Bottom Line: Sequential analysis confirmed the overall result.There was clear statistical evidence of bias in the cohort studies (p=0.02).The effect may be seen irrespective of the virological response, but is more pronounced among virological responders compared with non-responders.

View Article: PubMed Central - PubMed

Affiliation: Department of Medical Gastroenterology, Copenhagen University Hospital Hvidovre, Hvidovre, Denmark.

ABSTRACT

Objectives: To determine whether antiviral therapy reduces the risk of developing hepatocellular carcinoma (HCC) in chronic hepatitis C.

Design: Systematic review and meta-analyses of randomised controlled trials. Prospective cohort studies were included in sensitivity analyses.

Data sources: Eligible trials were identified through electronic and manual searches.

Study selection: Eight randomised controlled trials comparing antiviral therapy (interferon or pegylated interferon alone or with ribavirin) versus placebo or no intervention were included.

Data extraction and synthesis: Two independent reviewers assessed the methodological quality of studies and extracted data. Random effects meta-analyses were performed. Subgroup, sensitivity, regression and sequential analyses were performed to evaluate sources of intertrial heterogeneity, the risk of bias and the robustness of the results after adjusting for multiple testing.

Results: Random effects meta-analysis showed that antiviral therapy reduced the risk of HCC (81/1156 vs 129/1174; risk ratio 0.53, 95% CI 0.34 to 0.81). In subgroup analyses, antiviral therapy was more beneficial (test for subgroup differences p=0.03) in virological responders (0.15, 0.05 to 0.45) than in non-responders (0.57; 0.37 to 0.85). No evidence of bias was seen in regression analyses. Sequential analysis confirmed the overall result. The sensitivity analyses showed that the cohort studies found that antiviral therapy reduced the risk of HCC. There was clear statistical evidence of bias in the cohort studies (p=0.02).

Conclusions: Antiviral therapy may reduce the risk of HCC in hepatitis C-related fibrosis and cirrhosis.
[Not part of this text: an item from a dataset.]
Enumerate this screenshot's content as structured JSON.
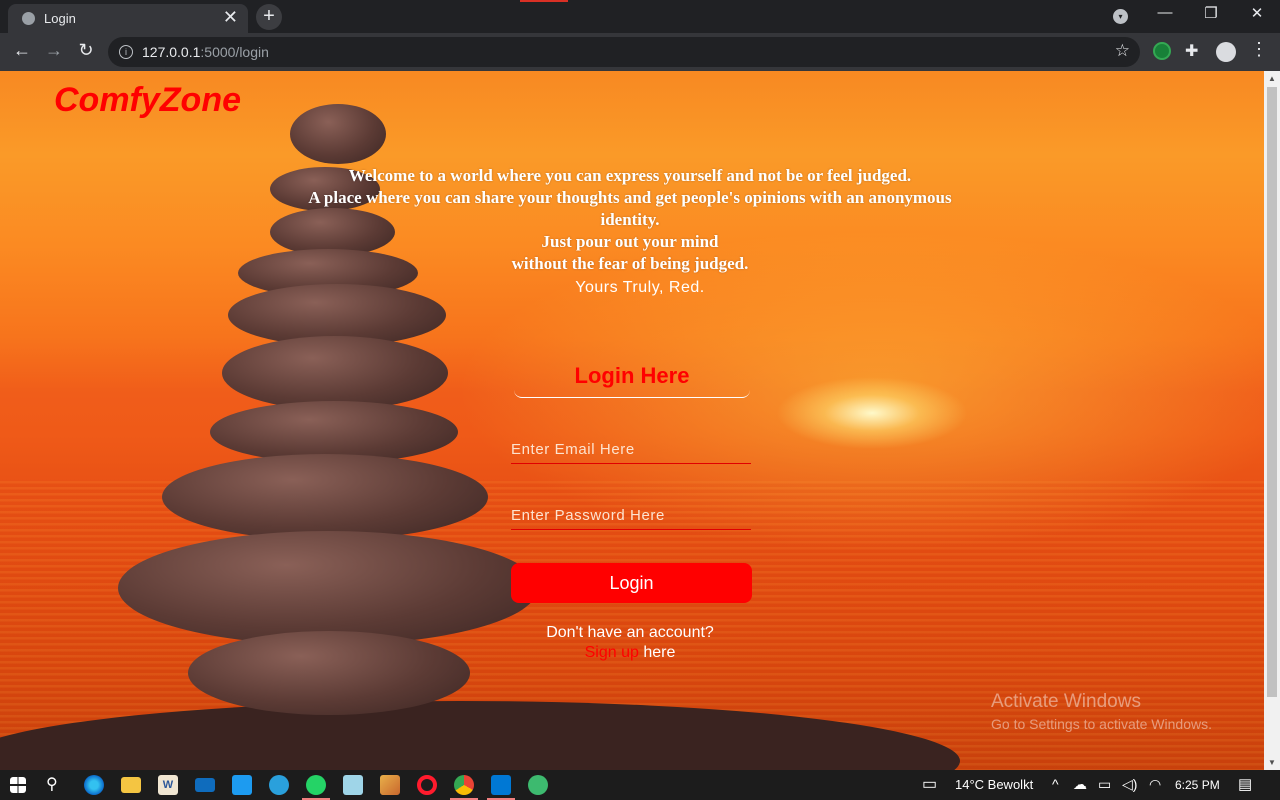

The effect may be seen irrespective of the virological response, but is more pronounced among virological responders compared with non-responders.

No MeSH data available.


Related in: MedlinePlus